As policymakers continue to encourage active transportation in the United States, there is increasing importance by all road users to understand right-of-way laws. Also, engineers and planners should implement engineers and planners the most effective crosswalk marking patterns. One possible traffic control measure has been used to delineate a crossing location. The effect of various crosswalk marking patterns should also be understood, in terms of which ones are most effective at causing motorists to yield the right-of-way to pedestrians. The purpose of this paper is to examine the past and current research on crosswalk marking design and to come to conclusions about the best types of marking patterns under various traffic and roadway conditions.
General crosswalk information is given in the paper, such as guidelines supplied by the Uniform Vehicle Code and the Manual on Uniform Traffic Control Devices, which provides a background of current recommendations in the United States for crosswalk design and installation. This paper also includes a brief description of the decades-long debate about whether uncontrolled crosswalks are safest for pedestrians when they are marked or unmarked. The paper then examines the current research about effective marking patterns. Different patterns' effects on pedestrian collisions and their relative visibility are discussed, as well as best practices from across the country and abroad.
We conclude that, because high-visibility markings are more easily detected by motorists and have been shown to lead to a reduction in pedestrian-vehicle collisions when compared to transverse line crosswalks, transportation agencies should install high-visibility markings at uncontrolled crossing locations whenever a determination is made to provide marked crosswalks. Installing the most visible crosswalk marking styles is important to increase the likelihood that approaching motorists will see marked crosswalks in time to become aware of the possibility of pedestrians crossing the street ahead. At crossing locations controlled by traffic signals or stop signs, the key recommendation is to mark all legs of the intersection with a crosswalk in order to indicate to pedestrians and motorists the preferred locations for pedestrians to cross. More broadly, policymakers in the United States need to come to a consensus on right-of-way laws for crosswalks. If all states are consistent in how they enforce crossing areas, pedestrian and motorist compliance with the rules of the road should also be more consistent, and improve.
transverse crosswalks were “essentially not visible”

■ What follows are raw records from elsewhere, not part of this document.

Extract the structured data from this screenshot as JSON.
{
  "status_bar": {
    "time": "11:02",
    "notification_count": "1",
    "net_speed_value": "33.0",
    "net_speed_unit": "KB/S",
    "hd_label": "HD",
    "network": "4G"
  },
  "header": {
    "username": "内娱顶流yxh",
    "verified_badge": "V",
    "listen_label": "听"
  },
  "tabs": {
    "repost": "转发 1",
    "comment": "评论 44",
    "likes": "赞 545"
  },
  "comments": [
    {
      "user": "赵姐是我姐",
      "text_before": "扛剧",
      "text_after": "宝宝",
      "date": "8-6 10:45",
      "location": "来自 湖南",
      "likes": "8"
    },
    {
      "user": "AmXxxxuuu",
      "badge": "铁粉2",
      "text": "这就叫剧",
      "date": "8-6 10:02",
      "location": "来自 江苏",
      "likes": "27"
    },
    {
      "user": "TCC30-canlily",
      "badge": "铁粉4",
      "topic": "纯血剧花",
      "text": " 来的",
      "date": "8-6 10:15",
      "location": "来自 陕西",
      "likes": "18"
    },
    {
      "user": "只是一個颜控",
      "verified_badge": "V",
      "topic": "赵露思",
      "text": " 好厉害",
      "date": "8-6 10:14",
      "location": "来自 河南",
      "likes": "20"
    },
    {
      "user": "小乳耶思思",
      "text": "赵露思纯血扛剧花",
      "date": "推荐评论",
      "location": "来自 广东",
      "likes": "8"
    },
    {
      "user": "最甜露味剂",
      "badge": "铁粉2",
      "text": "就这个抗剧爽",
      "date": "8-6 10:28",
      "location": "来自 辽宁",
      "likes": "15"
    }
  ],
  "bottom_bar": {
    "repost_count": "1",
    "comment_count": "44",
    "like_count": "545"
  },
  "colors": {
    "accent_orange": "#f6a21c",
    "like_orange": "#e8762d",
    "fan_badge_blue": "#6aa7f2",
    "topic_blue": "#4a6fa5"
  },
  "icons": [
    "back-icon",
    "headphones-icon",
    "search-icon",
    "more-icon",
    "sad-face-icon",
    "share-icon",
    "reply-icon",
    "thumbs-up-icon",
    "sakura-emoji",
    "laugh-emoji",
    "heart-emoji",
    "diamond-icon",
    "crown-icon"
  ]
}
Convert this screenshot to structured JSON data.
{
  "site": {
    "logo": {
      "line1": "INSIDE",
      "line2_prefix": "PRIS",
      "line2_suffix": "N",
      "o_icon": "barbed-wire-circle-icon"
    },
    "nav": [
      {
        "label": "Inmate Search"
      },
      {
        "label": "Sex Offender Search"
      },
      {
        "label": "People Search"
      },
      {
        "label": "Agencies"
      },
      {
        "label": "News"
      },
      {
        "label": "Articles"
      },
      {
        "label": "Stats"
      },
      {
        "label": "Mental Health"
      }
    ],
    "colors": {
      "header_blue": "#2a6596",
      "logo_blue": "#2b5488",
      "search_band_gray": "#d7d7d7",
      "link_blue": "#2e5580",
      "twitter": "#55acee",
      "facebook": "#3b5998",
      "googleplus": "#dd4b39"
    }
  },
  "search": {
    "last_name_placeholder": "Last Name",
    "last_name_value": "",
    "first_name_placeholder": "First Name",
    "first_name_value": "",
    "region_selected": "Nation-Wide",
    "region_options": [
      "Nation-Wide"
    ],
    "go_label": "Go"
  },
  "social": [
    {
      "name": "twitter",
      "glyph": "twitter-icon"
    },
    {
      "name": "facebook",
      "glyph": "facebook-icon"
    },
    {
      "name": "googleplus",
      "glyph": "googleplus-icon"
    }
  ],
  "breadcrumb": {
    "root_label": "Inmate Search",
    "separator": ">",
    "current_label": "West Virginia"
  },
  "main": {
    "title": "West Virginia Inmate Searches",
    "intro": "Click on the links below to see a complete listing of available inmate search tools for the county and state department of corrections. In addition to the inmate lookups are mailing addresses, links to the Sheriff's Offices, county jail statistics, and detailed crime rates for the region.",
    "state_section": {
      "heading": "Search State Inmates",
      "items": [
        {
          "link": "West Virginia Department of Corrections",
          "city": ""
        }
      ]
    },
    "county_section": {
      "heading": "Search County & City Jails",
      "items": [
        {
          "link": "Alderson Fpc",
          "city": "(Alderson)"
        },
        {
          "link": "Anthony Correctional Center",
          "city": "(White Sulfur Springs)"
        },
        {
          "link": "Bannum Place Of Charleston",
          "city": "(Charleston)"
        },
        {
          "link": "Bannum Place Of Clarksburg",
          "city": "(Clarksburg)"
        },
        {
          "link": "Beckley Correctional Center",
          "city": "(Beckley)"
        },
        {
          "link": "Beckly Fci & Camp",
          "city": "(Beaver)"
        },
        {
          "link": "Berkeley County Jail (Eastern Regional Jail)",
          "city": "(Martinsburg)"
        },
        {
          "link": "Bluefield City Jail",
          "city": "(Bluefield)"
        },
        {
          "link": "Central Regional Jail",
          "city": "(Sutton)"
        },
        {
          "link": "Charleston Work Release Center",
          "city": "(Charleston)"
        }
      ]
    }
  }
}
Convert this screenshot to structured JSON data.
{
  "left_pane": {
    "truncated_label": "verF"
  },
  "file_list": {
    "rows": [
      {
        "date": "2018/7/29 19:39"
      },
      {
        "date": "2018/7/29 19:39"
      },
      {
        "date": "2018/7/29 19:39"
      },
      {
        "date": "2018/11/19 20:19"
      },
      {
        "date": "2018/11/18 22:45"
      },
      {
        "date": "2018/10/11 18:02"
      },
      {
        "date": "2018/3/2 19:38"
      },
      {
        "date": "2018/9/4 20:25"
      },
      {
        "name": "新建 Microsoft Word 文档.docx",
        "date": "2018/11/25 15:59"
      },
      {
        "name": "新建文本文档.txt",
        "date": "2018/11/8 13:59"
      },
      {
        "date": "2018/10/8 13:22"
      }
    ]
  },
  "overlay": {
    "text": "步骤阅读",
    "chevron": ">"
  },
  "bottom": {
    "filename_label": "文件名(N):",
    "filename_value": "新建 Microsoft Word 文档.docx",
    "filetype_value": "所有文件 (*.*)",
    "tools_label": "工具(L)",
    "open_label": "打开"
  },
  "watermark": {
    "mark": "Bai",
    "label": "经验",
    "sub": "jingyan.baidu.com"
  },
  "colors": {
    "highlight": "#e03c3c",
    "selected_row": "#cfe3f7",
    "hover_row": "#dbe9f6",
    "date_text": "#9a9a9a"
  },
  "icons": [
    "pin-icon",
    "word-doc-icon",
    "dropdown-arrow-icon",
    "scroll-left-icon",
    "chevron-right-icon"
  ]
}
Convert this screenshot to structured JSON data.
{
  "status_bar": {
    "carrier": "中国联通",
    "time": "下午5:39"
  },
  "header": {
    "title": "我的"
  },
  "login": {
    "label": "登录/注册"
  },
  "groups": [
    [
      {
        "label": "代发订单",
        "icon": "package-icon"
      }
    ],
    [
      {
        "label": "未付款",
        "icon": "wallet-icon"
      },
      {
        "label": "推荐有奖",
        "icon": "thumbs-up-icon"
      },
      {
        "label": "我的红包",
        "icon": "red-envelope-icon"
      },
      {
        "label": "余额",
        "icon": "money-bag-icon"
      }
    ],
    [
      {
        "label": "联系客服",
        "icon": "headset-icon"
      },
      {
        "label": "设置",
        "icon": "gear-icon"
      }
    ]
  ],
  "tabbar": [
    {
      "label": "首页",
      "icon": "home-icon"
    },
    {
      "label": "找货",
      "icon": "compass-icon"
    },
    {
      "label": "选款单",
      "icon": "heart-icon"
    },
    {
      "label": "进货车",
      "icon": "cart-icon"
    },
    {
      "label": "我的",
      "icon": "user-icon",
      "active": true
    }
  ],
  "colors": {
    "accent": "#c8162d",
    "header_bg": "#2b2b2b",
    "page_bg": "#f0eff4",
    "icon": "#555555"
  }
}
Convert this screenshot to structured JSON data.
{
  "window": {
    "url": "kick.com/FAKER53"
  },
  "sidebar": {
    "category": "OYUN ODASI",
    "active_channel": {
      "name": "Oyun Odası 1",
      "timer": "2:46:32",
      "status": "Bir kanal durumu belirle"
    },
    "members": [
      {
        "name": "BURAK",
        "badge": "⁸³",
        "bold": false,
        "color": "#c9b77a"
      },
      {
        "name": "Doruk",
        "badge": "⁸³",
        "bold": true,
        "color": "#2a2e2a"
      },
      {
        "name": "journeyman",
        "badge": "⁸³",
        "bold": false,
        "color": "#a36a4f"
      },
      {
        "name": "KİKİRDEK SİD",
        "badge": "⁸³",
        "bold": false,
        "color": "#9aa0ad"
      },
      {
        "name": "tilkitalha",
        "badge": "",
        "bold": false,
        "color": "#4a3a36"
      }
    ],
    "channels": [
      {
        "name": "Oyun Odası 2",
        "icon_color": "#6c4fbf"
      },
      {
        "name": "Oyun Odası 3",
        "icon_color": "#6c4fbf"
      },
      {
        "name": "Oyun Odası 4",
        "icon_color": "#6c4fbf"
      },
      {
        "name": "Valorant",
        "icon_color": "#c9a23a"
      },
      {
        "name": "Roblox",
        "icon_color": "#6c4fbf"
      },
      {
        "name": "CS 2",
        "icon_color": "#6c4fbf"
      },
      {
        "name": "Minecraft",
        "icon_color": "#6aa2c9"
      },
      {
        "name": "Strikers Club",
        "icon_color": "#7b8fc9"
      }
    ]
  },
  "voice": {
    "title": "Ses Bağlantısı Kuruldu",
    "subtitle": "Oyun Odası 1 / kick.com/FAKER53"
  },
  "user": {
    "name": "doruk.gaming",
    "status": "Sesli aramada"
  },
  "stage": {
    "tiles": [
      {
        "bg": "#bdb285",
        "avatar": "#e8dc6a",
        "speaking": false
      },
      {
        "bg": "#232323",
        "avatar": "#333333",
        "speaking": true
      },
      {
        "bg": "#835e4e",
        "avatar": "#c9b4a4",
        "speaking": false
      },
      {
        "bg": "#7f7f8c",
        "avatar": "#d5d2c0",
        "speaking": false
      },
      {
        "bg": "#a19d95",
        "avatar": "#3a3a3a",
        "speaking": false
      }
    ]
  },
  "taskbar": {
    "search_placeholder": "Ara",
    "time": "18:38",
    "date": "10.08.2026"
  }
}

[B' Spokes: Has anyone else notice that MDOT and a lot of local DOTs like using essentially invisible crosswalks and they like have a crosswalk on just one side of a intersection (the other leg with no crosswalk). Any wonder that Maryland is ranked with the 7th highest pedestrian fatality rate?]